After graduating from college in 1997, I moved to the Bay Area, and John and I had a chance to spend more time together. It was then that he finally declared his faith in Islam. Having witnessed various intervals of his journey, it was clear that conversion brought him an inner satisfaction and a sense of completion. John, now Sulayman, introduced me to some knowledgeable Muslims who were able to answer some of my nagging questions about the religion. Soon after, I took the shahada as well and accepted Islam. As I began to meet Muslims in the Bay Area, those who already knew Sulayman spoke of him with admiration and enthusiasm. I can still remember the smiles people offered me when I mentioned that I was his cousin.
Sulayman and I only spent a short time together after we had both become Muslim. I moved to the East coast, and Sulayman eventually left for Yemen to begin learning Arabic. For several years, although I identified myself as Muslim, I dragged my feet in making the necessary changes in life-abandoning haram practices, establishing prayer and fasting. It wasn't until I got married in 1999 that I began to address my lack of attention to Islam. At this time, Sulayman was in Yemen for the second time, and we began communicating by email.
Like many Muslim converts, I was disillusioned by the unfortunate factionalism in the Islamic world. When I committed myself to practicing the religion properly, I still worried about navigating the various perspectives and in-fighting among Muslims. Sulayman has been portrayed by the media as impressionable and naïve-easily led into extremism. Yet, when I encountered different groups and schools of thought within Islam, I always found that Sulayman offered a carefully balanced and knowledgeable critique of various perspectives without condemning or damning those with whom he disagreed. In this area, Sulayman has been the most exemplary person I have known in his ability to balance an intense commitment to the purest elements of Islam with a general tolerance of other Muslims. Although he remains in the relatively early stages of Islamic knowledge, his personal qualities-faith, patience, piety, kindness-are like those that I have witnessed among the most learned in religion.
Last Spring, at age 25, I once again went to my 19 year-old younger cousin for his trustworthy and thoughtful advice about another group of Muslims-the Taliban. With doubts about the validity of Western propaganda against the Taliban, and realizing that Sulayman's experience in Pakistan may give him more direct knowledge, I asked what he thought of the movement. He explained that his view of the Taliban was built on consistently positive impressions from a series of personal interactions. He wrote that there are "many things I've seen in the Taliban that have led me to believe that they are indeed what they claim to be-the one and only purely Islamic state in the world."

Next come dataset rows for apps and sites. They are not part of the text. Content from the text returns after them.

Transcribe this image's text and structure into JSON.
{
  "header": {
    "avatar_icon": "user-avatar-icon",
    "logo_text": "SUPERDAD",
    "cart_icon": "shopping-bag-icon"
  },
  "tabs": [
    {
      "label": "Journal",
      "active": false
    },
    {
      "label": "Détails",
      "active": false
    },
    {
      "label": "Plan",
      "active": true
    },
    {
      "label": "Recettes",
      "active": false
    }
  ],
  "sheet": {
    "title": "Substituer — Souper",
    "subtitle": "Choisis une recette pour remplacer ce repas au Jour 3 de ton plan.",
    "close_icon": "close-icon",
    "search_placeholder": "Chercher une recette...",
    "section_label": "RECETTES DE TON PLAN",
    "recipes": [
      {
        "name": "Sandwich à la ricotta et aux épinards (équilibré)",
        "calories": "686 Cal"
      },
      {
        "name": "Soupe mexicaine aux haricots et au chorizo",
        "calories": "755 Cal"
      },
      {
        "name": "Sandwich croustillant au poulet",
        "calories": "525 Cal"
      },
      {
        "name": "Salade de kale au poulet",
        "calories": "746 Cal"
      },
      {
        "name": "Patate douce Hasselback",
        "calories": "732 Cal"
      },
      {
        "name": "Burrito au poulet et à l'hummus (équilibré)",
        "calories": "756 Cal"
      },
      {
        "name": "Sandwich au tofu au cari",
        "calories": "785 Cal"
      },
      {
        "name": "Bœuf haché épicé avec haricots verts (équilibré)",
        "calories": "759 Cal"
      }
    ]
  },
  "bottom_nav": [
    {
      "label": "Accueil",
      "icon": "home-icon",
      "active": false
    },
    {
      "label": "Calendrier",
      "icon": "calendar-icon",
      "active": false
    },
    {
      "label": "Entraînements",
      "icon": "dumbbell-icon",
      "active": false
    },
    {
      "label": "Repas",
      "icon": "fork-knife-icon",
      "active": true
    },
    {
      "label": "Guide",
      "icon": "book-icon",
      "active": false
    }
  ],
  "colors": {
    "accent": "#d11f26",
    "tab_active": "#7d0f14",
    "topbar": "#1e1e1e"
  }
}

Sulayman approached the Taliban like he did all Muslims-with tolerance, positive expectations, and the best of manners. Far from being naïve and foolish, Sulayman practiced the often difficult and commonly overlooked etiquette of approaching other Muslims without suspicion. Like any self-respecting Muslim, Sulayman was attracted to the Taliban rhetoric of rule by the Qur'an and Sunnah alone. If the Taliban were insincere in pursuing their stated goals, Sulayman cannot be held responsible

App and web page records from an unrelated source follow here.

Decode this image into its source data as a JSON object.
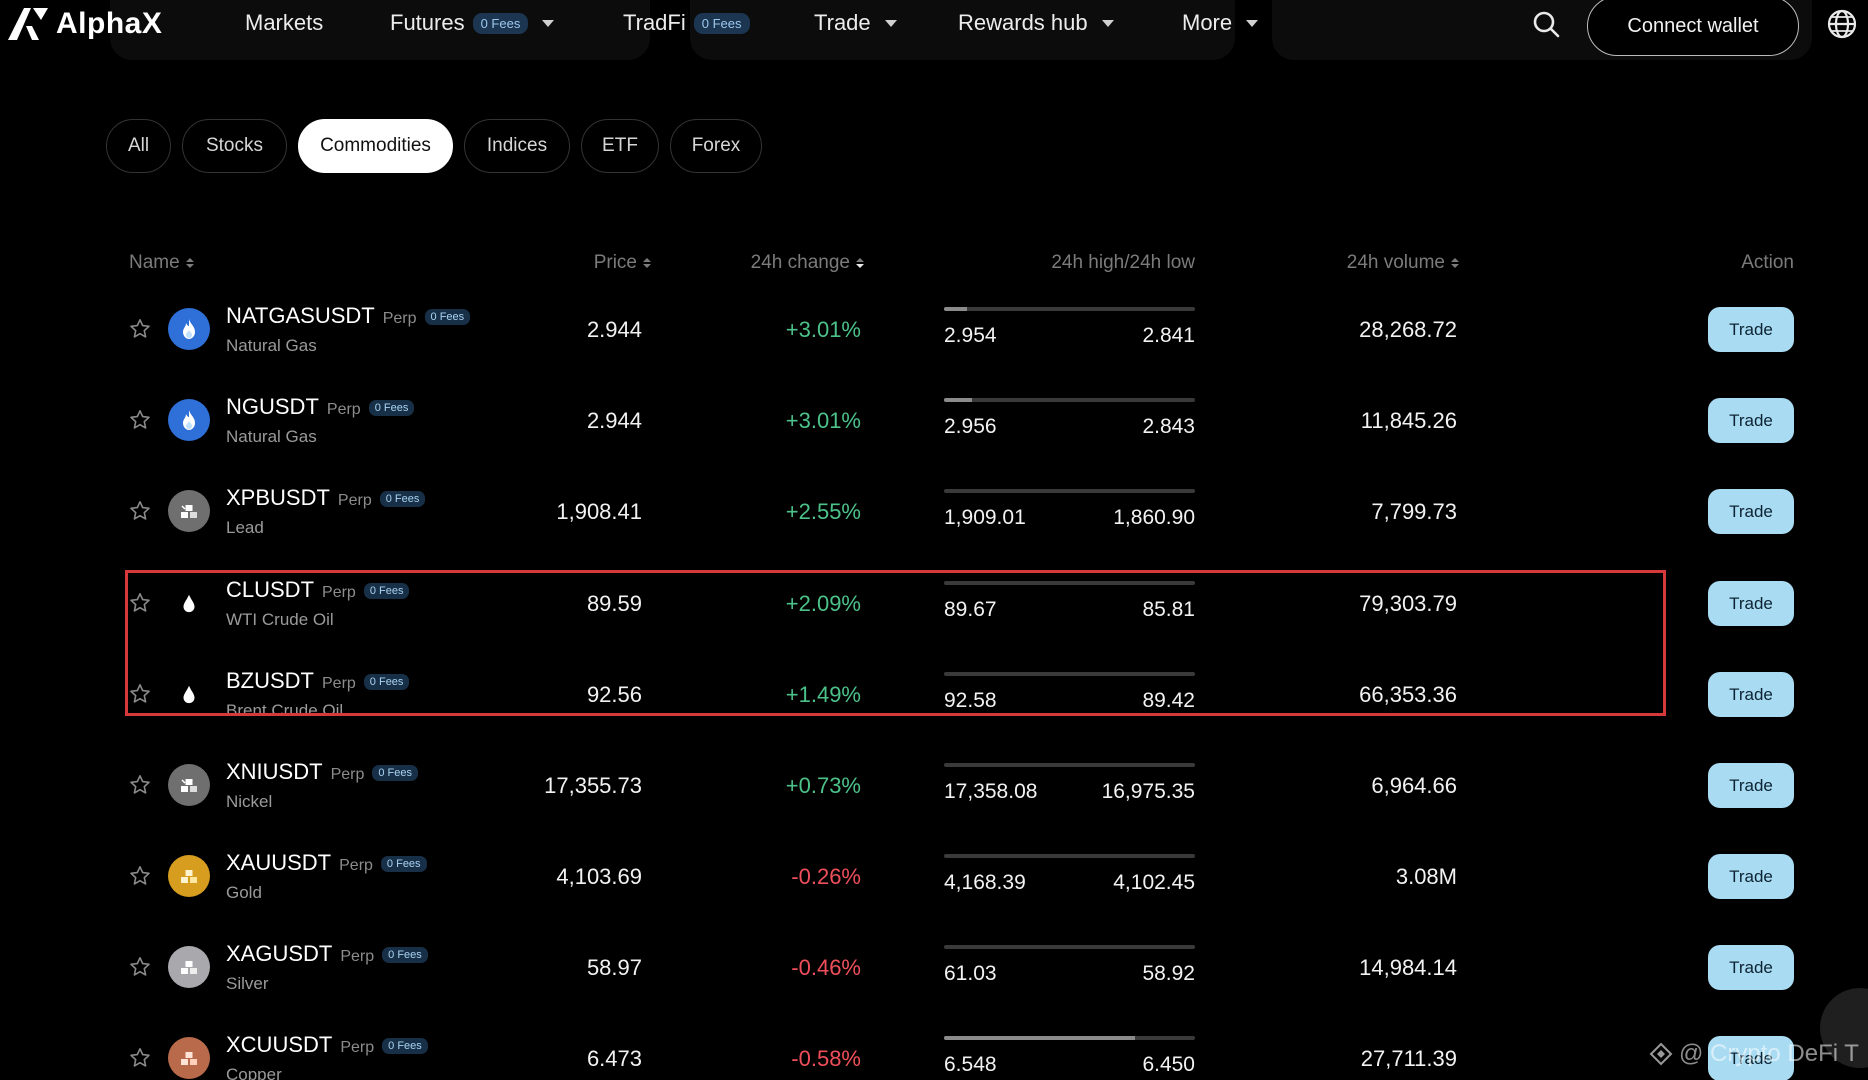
{
  "app": {
    "logo_text": "AlphaX"
  },
  "nav": {
    "items": [
      {
        "label": "Markets",
        "badge": "",
        "caret": false
      },
      {
        "label": "Futures",
        "badge": "0 Fees",
        "caret": true
      },
      {
        "label": "TradFi",
        "badge": "0 Fees",
        "caret": false
      },
      {
        "label": "Trade",
        "badge": "",
        "caret": true
      },
      {
        "label": "Rewards hub",
        "badge": "",
        "caret": true
      },
      {
        "label": "More",
        "badge": "",
        "caret": true
      }
    ],
    "connect_wallet": "Connect wallet"
  },
  "filters": {
    "tabs": [
      "All",
      "Stocks",
      "Commodities",
      "Indices",
      "ETF",
      "Forex"
    ],
    "active": "Commodities"
  },
  "table": {
    "headers": {
      "name": "Name",
      "price": "Price",
      "change": "24h change",
      "high_low": "24h high/24h low",
      "volume": "24h volume",
      "action": "Action"
    },
    "perp_label": "Perp",
    "fees_label": "0 Fees",
    "trade_label": "Trade",
    "rows": [
      {
        "symbol": "NATGASUSDT",
        "name": "Natural Gas",
        "icon": "flame-icon",
        "price": "2.944",
        "change": "+3.01%",
        "direction": "up",
        "high": "2.954",
        "low": "2.841",
        "range_fill": 0.09,
        "volume": "28,268.72"
      },
      {
        "symbol": "NGUSDT",
        "name": "Natural Gas",
        "icon": "flame-icon",
        "price": "2.944",
        "change": "+3.01%",
        "direction": "up",
        "high": "2.956",
        "low": "2.843",
        "range_fill": 0.11,
        "volume": "11,845.26"
      },
      {
        "symbol": "XPBUSDT",
        "name": "Lead",
        "icon": "metal-bars-icon",
        "price": "1,908.41",
        "change": "+2.55%",
        "direction": "up",
        "high": "1,909.01",
        "low": "1,860.90",
        "range_fill": 0.0,
        "volume": "7,799.73"
      },
      {
        "symbol": "CLUSDT",
        "name": "WTI Crude Oil",
        "icon": "oil-drop-icon",
        "price": "89.59",
        "change": "+2.09%",
        "direction": "up",
        "high": "89.67",
        "low": "85.81",
        "range_fill": 0.0,
        "volume": "79,303.79"
      },
      {
        "symbol": "BZUSDT",
        "name": "Brent Crude Oil",
        "icon": "oil-drop-icon",
        "price": "92.56",
        "change": "+1.49%",
        "direction": "up",
        "high": "92.58",
        "low": "89.42",
        "range_fill": 0.0,
        "volume": "66,353.36"
      },
      {
        "symbol": "XNIUSDT",
        "name": "Nickel",
        "icon": "metal-bars-icon",
        "price": "17,355.73",
        "change": "+0.73%",
        "direction": "up",
        "high": "17,358.08",
        "low": "16,975.35",
        "range_fill": 0.0,
        "volume": "6,964.66"
      },
      {
        "symbol": "XAUUSDT",
        "name": "Gold",
        "icon": "gold-bars-icon",
        "price": "4,103.69",
        "change": "-0.26%",
        "direction": "down",
        "high": "4,168.39",
        "low": "4,102.45",
        "range_fill": 0.0,
        "volume": "3.08M"
      },
      {
        "symbol": "XAGUSDT",
        "name": "Silver",
        "icon": "silver-bars-icon",
        "price": "58.97",
        "change": "-0.46%",
        "direction": "down",
        "high": "61.03",
        "low": "58.92",
        "range_fill": 0.0,
        "volume": "14,984.14"
      },
      {
        "symbol": "XCUUSDT",
        "name": "Copper",
        "icon": "copper-bars-icon",
        "price": "6.473",
        "change": "-0.58%",
        "direction": "down",
        "high": "6.548",
        "low": "6.450",
        "range_fill": 0.76,
        "volume": "27,711.39"
      }
    ]
  },
  "watermark": "@ Crypto DeFi T"
}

Sulayman's parents assert that he was always a pacifist. Indeed, Sulayman remains a pacifist. The Qur'an clearly states that Muslims must stand up and fight for a just cause, even if their hearts are averse to war. That is exactly what Sulayman did. Newsweek reported that Sulayman first went to fight in Kashmir. While Muslims in America, including myself, are content with making duas for the oppressed, Sulayman risked his life for people he had never met, and only for the sake of Allah. Similarly, if Sulayman engaged in any fighting against a band of rapists and thugs neatly dubbed the Northern Alliance, he maintained a pattern of behavior consistent with any standard of heroism. Moreover, even if Sulayman's good intentions were wrongly manipulated during his journey in Afghanistan, he entered the country long before the current conflict, never intended to abandon his citizenship, and never actively fought against the U.S.

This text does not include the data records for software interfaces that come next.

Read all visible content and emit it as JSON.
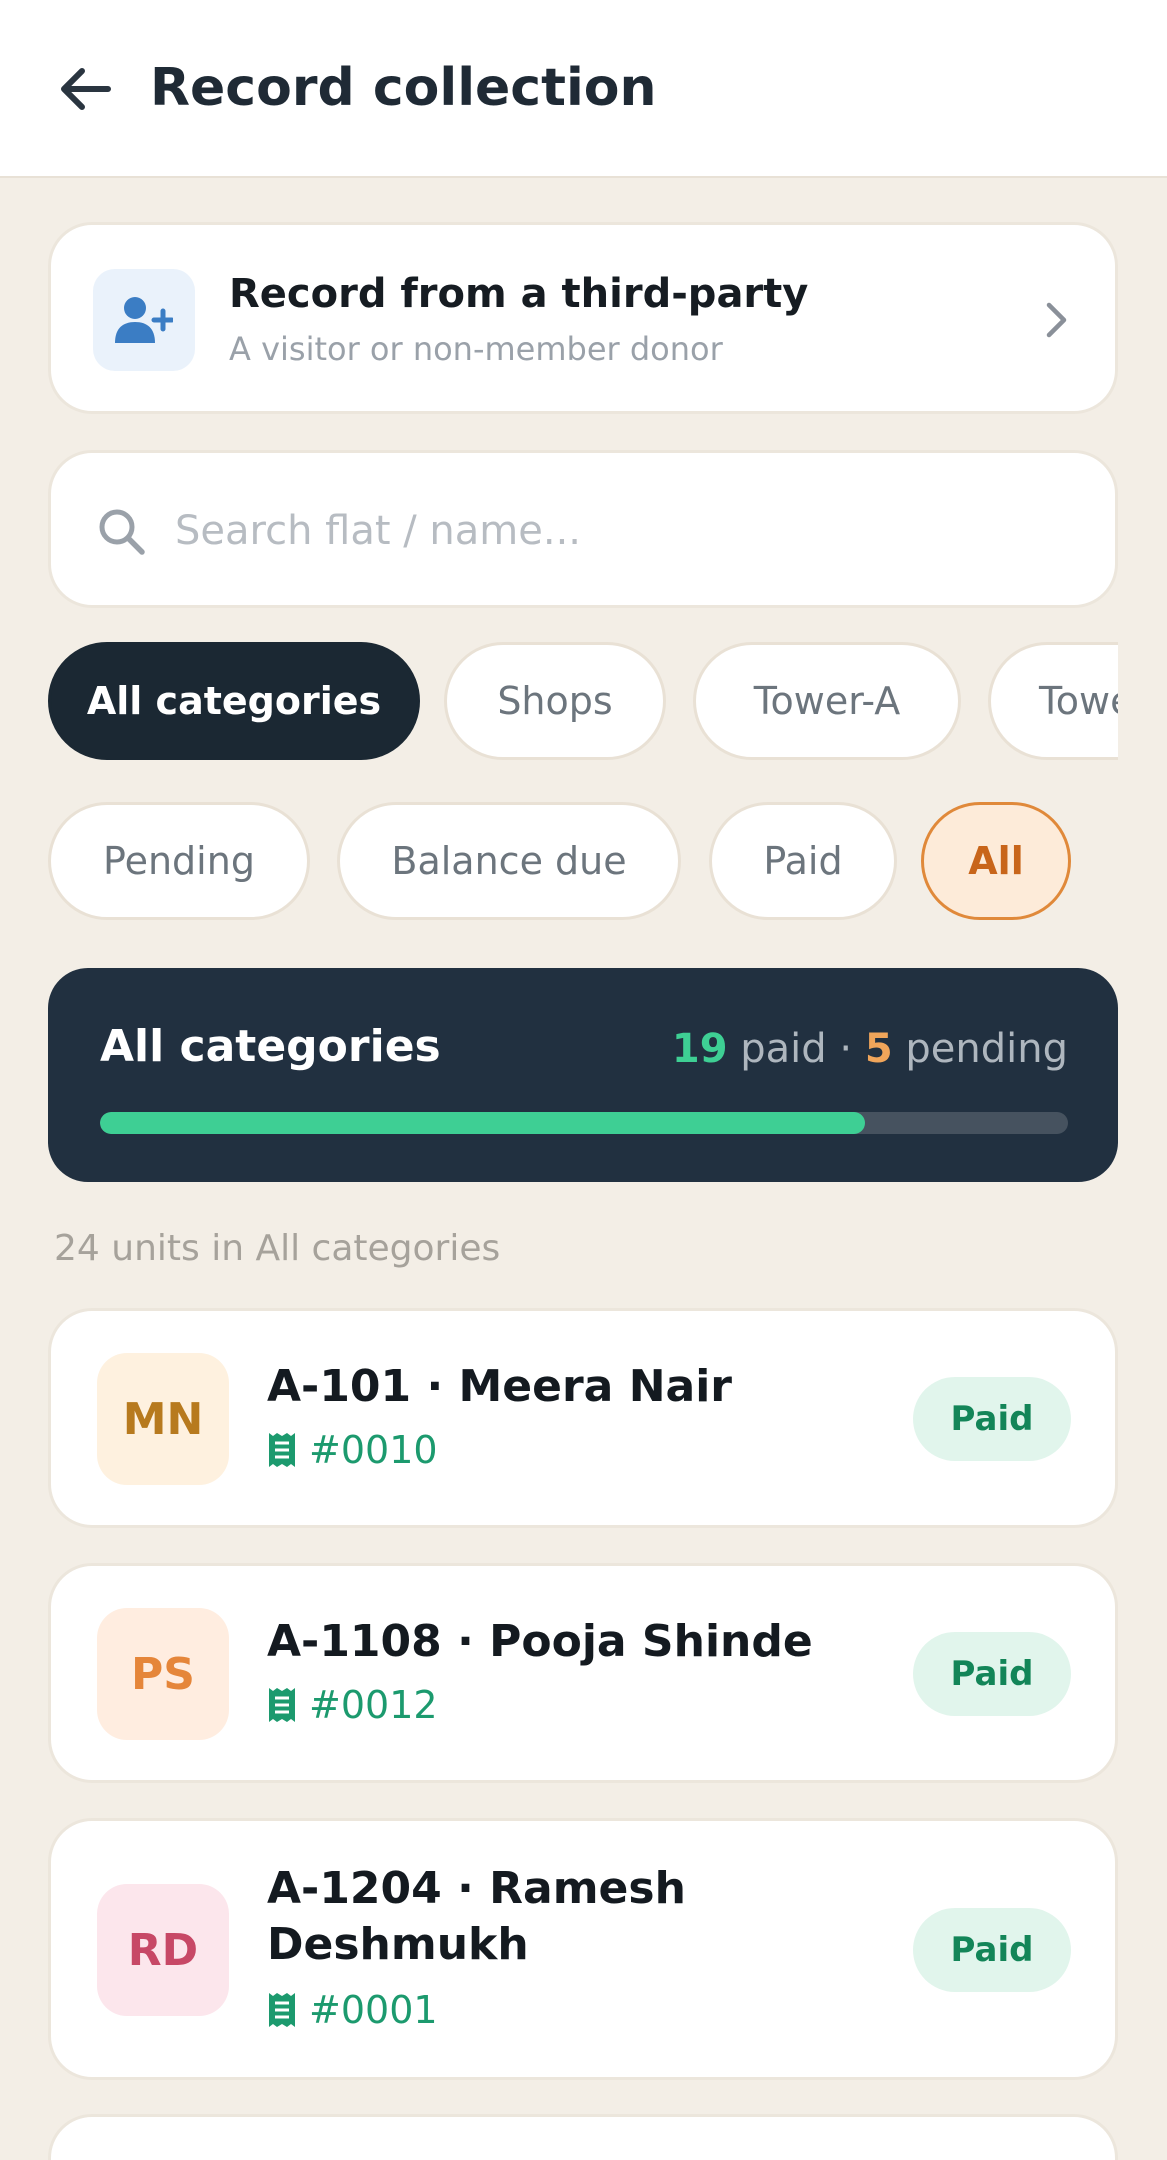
{
  "header": {
    "title": "Record collection"
  },
  "third_party": {
    "title": "Record from a third-party",
    "subtitle": "A visitor or non-member donor"
  },
  "search": {
    "placeholder": "Search flat / name..."
  },
  "category_chips": [
    "All categories",
    "Shops",
    "Tower-A",
    "Tower-B"
  ],
  "status_chips": [
    "Pending",
    "Balance due",
    "Paid",
    "All"
  ],
  "summary": {
    "title": "All categories",
    "paid_count": "19",
    "paid_label": "paid",
    "separator": "·",
    "pending_count": "5",
    "pending_label": "pending",
    "progress_fraction": 0.79
  },
  "units_label": "24 units in All categories",
  "members": [
    {
      "initials": "MN",
      "name": "A-101 · Meera Nair",
      "receipt": "#0010",
      "status": "Paid",
      "avatar_bg": "#FEF1DF",
      "avatar_fg": "#B77A1E"
    },
    {
      "initials": "PS",
      "name": "A-1108 · Pooja Shinde",
      "receipt": "#0012",
      "status": "Paid",
      "avatar_bg": "#FFEDE0",
      "avatar_fg": "#E5863A"
    },
    {
      "initials": "RD",
      "name": "A-1204 · Ramesh Deshmukh",
      "receipt": "#0001",
      "status": "Paid",
      "avatar_bg": "#FCE6EC",
      "avatar_fg": "#C74866"
    }
  ],
  "colors": {
    "accent_dark": "#1B2833",
    "accent_orange": "#E0893A",
    "paid_green": "#3ECF94",
    "pending_orange": "#F0A55A"
  },
  "icons": {
    "back": "arrow-left-icon",
    "third_party": "user-plus-icon",
    "chevron": "chevron-right-icon",
    "search": "search-icon",
    "receipt": "receipt-icon"
  }
}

Sulayman's grandmother, my aunt, once accused me of "getting John into this Islam stuff"-false, but a reasonable assumption considering our age difference. Insha'Allah, I would be blessed if I was at all responsible for his development as a Muslim. Sulayman is a champion of Islam. Years ago, when Sulayman was introducing me as a new Muslim at a San Francisco mosque, one brother commented that "this deen is thicker than blood." Yes, Sulayman is my cousin, so I will support him out of family loyalty. But as Sulayman's brothers and sisters in Islam, Muslims must work to defend him against an unjust and irrational prosecution, because he is one of our best.
McGuire identifies himself as a cousin of John Walker.